#### Work item:
If a line below contains the word "true", count it. Please give the total and nothing else.

#### Excerpted records:

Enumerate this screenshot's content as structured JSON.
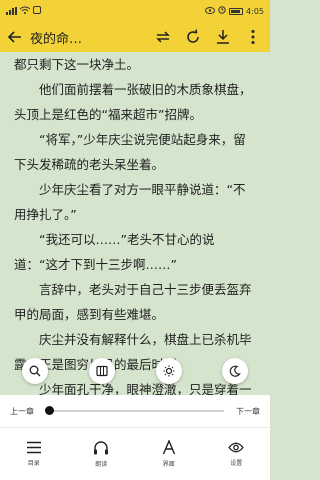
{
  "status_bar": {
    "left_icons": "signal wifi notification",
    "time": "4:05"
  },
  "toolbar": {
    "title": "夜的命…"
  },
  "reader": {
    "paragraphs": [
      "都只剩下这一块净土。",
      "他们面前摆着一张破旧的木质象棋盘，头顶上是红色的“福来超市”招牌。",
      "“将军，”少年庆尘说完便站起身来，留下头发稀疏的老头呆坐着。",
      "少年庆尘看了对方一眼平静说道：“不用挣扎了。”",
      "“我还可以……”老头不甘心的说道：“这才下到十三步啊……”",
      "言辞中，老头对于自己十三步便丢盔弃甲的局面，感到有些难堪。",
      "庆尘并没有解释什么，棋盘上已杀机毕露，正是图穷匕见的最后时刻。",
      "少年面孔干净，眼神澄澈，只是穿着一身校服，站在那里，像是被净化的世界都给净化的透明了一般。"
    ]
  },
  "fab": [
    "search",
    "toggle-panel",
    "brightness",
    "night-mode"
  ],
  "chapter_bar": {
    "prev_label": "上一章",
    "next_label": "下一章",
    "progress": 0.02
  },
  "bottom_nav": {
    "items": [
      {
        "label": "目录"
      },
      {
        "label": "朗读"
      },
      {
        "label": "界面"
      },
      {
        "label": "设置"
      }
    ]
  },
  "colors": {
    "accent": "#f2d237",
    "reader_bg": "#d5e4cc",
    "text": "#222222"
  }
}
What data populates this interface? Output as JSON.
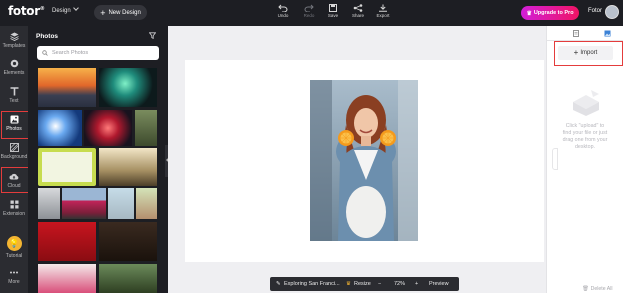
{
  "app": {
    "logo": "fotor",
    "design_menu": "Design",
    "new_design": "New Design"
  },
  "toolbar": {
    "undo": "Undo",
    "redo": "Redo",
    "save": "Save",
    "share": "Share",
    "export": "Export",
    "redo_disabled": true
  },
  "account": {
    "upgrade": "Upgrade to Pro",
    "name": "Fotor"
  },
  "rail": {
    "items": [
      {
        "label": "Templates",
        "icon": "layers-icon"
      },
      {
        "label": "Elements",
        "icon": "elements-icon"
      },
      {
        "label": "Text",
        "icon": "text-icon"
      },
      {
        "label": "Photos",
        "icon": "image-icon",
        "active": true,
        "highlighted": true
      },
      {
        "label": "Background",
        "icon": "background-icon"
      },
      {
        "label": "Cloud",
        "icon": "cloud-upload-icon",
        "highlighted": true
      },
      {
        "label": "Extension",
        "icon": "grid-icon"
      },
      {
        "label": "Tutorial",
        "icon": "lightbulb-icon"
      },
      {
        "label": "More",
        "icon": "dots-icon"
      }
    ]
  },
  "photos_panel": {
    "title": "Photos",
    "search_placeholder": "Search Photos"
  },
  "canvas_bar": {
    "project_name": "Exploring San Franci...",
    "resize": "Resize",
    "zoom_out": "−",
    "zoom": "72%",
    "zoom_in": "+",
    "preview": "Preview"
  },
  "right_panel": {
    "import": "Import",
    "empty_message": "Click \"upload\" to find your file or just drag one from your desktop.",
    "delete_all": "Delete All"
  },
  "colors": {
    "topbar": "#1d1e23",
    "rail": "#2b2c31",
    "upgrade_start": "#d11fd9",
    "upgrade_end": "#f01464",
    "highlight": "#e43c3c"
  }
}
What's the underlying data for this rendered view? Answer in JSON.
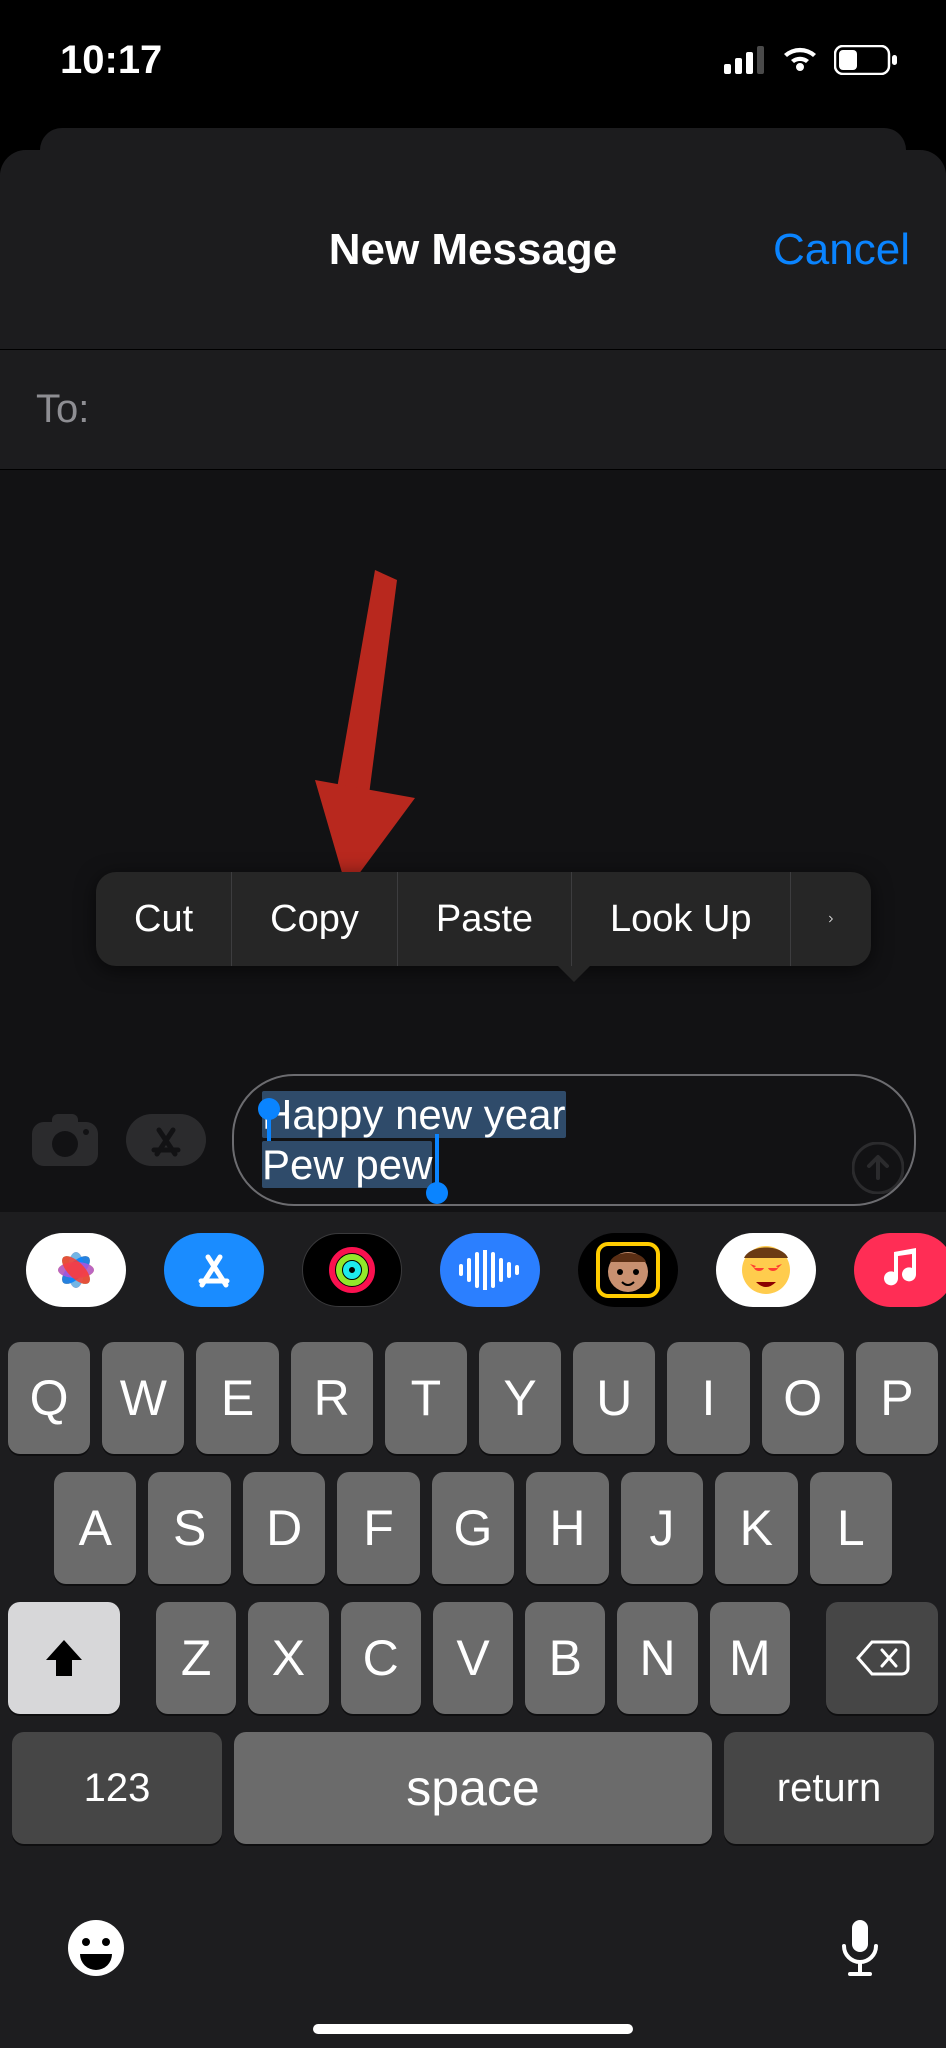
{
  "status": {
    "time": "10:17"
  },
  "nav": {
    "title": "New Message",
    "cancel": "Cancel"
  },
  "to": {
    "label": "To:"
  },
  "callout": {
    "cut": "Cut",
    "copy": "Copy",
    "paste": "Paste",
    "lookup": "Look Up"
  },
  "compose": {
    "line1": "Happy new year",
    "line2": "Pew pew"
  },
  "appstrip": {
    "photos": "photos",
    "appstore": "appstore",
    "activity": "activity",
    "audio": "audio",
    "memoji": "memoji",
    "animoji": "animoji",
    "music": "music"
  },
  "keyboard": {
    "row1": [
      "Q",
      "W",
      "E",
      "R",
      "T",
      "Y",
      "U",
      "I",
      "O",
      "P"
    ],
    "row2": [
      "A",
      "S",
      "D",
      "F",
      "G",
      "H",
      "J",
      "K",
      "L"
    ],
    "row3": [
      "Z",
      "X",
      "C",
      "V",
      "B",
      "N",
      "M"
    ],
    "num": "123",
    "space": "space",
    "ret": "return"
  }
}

#### Response to this task:
4